Verses 13-20: Prayer and Righteousness
In the final section of the chapter James deals with prayer in various ways. First he discusses a man who is sick, and for whom the elders of the assembly pray. Their believing prayer causes the man to be cured (vv 13-15). These are hard verses. It does not seem an adequate answer to say that these are simply ‘transitional verses’ yet, factually, not every sick believer who prays in faith is healed. Reading the context (particularly verse 16), the clue to the exposition seems to be the type of illness. It appears to have a spiritual cause. It may also, although one cannot be sure, have a spiritual element (in verse 15 the idea of sickness may include mental exhaustion). It must be accepted that, in every case of illness, God is able to heal, but it seems that God healed in a particular way on this occasion. The saints are then encouraged in prayer, both in confession and in supplication for each other. Elijah is given as an example of fervency in prayer, and in prayer being answered. It is wonderful to reflect upon the fact that God still answers prayer!
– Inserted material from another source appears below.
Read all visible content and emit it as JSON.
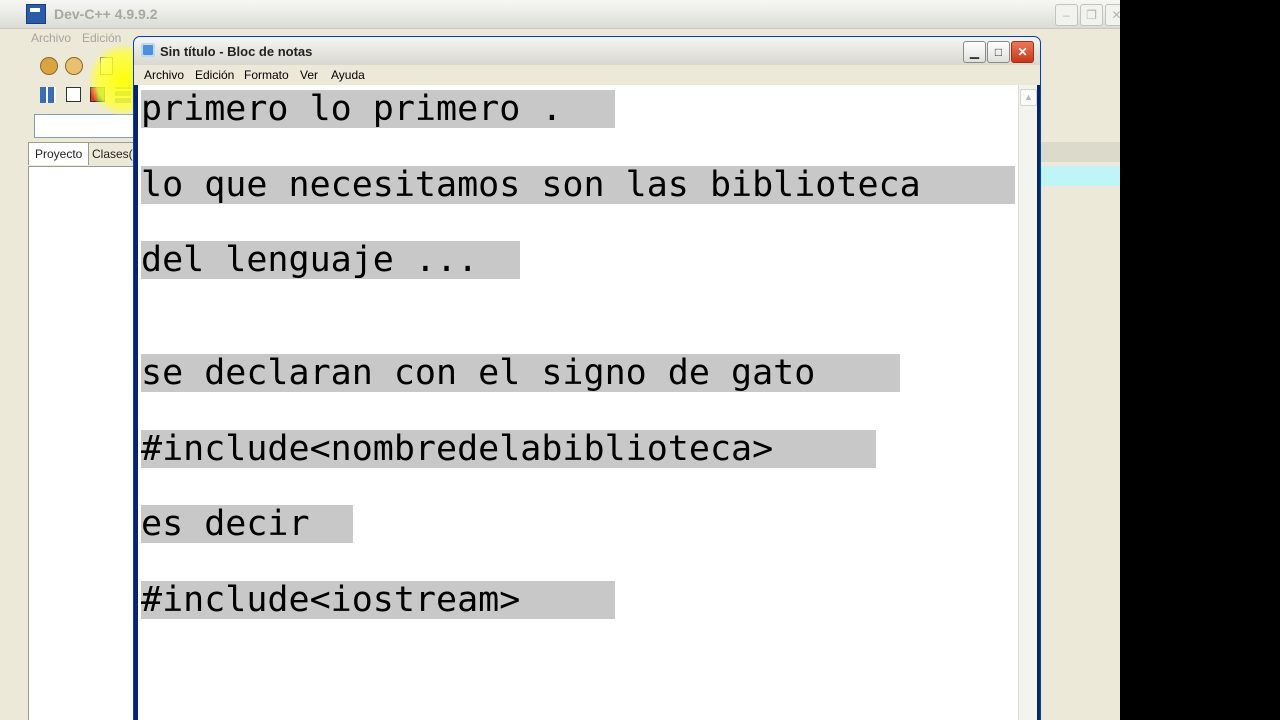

Finally, James closes his challenging letter by turning back to the great theme of exercising care toward our brethren. Verse 20 encourages the people of God in the worthy work of preserving spiritual life by guiding saints back from a wasted life. Such wise guides, with the ability to draw alongside (cf Gal 6.1) and provide appropriate guidance, are badly needed amongst the people of God today. The Book of James is therefore basic, but vital, on many levels. May its teaching provide a challenge in the day in which the reader is called to serve.